By Kelli Tucker
A few nights ago, I stepped into Marik’s room. It was on a Sunday night, like most before it.
I was extinguishing the candle that had been burning for several hours, which is somewhat of a Sunday tradition in our home. George had gone upstairs already, and it was the first Sunday of the new year.
Most Sundays, I can walk in, take a breath, and walk out before the tears hit. On this Sunday, that wouldn’t be the case.
I walked in, and straight lost it. I was beyond ugly crying. I was ugly heaving.
I was standing in the door of his closet, hugging his clothes. I was clinching hoodies and jackets. I was moving my face from item to item, breathing deeply, trying so hard to smell him.
To smell anything really.
The more of those precious items I sniffed, the harder I cried. Nothing. Nothing but fabric. No lingering scents of Old Spice, Dove body wash, or Axe body spray.
The faint smell of his hair on the collars of his shirts, all but a memory now.
I rarely let myself drift into this space. The uncontrolled type of grief that is frightening and hard to pull myself out of.
It is almost always when I am alone, mornings, drives, and showers. Even my best friend, and the person I trust most with my feelings, my sweet husband, seldom sees these sacred moments.
I turned off the light, closed the door, and whispered, “Good night, Man, happy new year.” And I made my way upstairs.
I was feeling exhausted and emotionally spent when I stepped into the shower. As the hot water washed my tears away, it hit me. The variations of happy. I will never be that kind of happy ever again.
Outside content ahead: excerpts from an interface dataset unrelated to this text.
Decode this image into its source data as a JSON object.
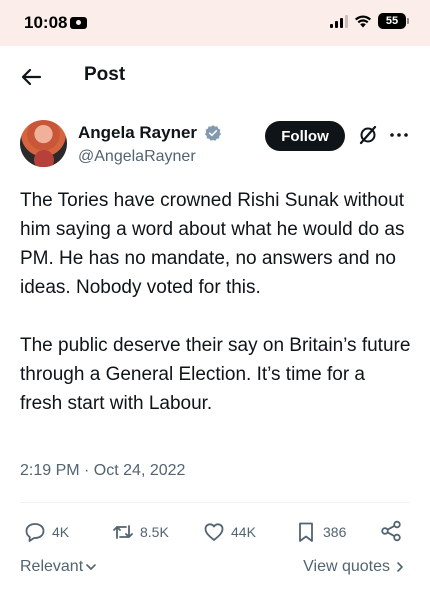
{
  "status_bar": {
    "time": "10:08",
    "battery": "55"
  },
  "header": {
    "title": "Post"
  },
  "author": {
    "name": "Angela Rayner",
    "handle": "@AngelaRayner"
  },
  "follow_label": "Follow",
  "tweet": {
    "paragraphs": [
      "The Tories have crowned Rishi Sunak without him saying a word about what he would do as PM. He has no mandate, no answers and no ideas. Nobody voted for this.",
      "The public deserve their say on Britain’s future through a General Election. It’s time for a fresh start with Labour."
    ],
    "timestamp": "2:19 PM · Oct 24, 2022"
  },
  "actions": {
    "replies": "4K",
    "reposts": "8.5K",
    "likes": "44K",
    "bookmarks": "386"
  },
  "footer": {
    "sort_label": "Relevant",
    "quotes_label": "View quotes"
  },
  "colors": {
    "text": "#0f1419",
    "secondary": "#536471",
    "verified": "#829aab",
    "status_bg": "#fbeeea"
  }
}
The kind of happy, where no one is missing. The kind of happy where you feel whole, complete. The kind of happy where there is no, “if only.”
I have been happy, joyous even since Marik left us. The day Shellbi graduated from Boot camp and A school. The day I hugged Tori tight when she arrived for the wedding weekend. The day I watched my beautiful daughter marry a boy I genuinely love.
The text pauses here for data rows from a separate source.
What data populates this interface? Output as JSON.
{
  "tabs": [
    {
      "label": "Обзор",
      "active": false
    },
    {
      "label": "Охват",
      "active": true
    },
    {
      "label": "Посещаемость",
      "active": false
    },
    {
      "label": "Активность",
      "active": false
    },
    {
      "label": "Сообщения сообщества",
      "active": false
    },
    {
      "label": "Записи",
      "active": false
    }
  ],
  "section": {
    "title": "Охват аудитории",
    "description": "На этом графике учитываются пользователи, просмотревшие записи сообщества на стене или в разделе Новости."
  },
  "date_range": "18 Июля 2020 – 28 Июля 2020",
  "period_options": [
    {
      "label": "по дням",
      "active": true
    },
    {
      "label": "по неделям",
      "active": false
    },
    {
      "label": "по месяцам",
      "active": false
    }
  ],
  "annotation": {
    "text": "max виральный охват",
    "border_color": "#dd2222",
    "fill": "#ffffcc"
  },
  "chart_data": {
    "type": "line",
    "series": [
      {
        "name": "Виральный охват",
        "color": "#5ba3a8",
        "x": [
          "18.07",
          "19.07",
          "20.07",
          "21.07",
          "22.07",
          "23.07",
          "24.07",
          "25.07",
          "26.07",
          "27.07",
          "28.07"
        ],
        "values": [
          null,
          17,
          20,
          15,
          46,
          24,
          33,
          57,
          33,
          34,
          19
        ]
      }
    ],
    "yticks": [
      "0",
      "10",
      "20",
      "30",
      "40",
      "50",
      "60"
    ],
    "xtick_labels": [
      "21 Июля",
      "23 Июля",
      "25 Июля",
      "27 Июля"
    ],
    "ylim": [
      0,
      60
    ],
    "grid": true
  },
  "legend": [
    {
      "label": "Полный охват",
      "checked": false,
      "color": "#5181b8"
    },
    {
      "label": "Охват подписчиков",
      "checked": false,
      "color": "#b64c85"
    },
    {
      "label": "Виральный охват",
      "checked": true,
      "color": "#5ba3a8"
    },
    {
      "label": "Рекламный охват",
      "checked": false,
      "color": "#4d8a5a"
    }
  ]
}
Ya’ll, I have been extremely happy. Giddy happy. But, I will never be that happy again.
I think that is hard to take. It is like a whole new kind of loss, and honestly, it’s exhausting.
It is exhausting learning how to parent a dead child.
As horrible and as blunt as that sounds, I am learning to be a parent all over again, and to a child I can no longer see. Even in the brightest, lightest moments of my life, my heart feels his absence, and there is no changing that fact.
It’s something I learn every single morning when I open my eyes.
Today I will do my best.
Today I will be happy.
But it will be a variation of a happy that I will never be again.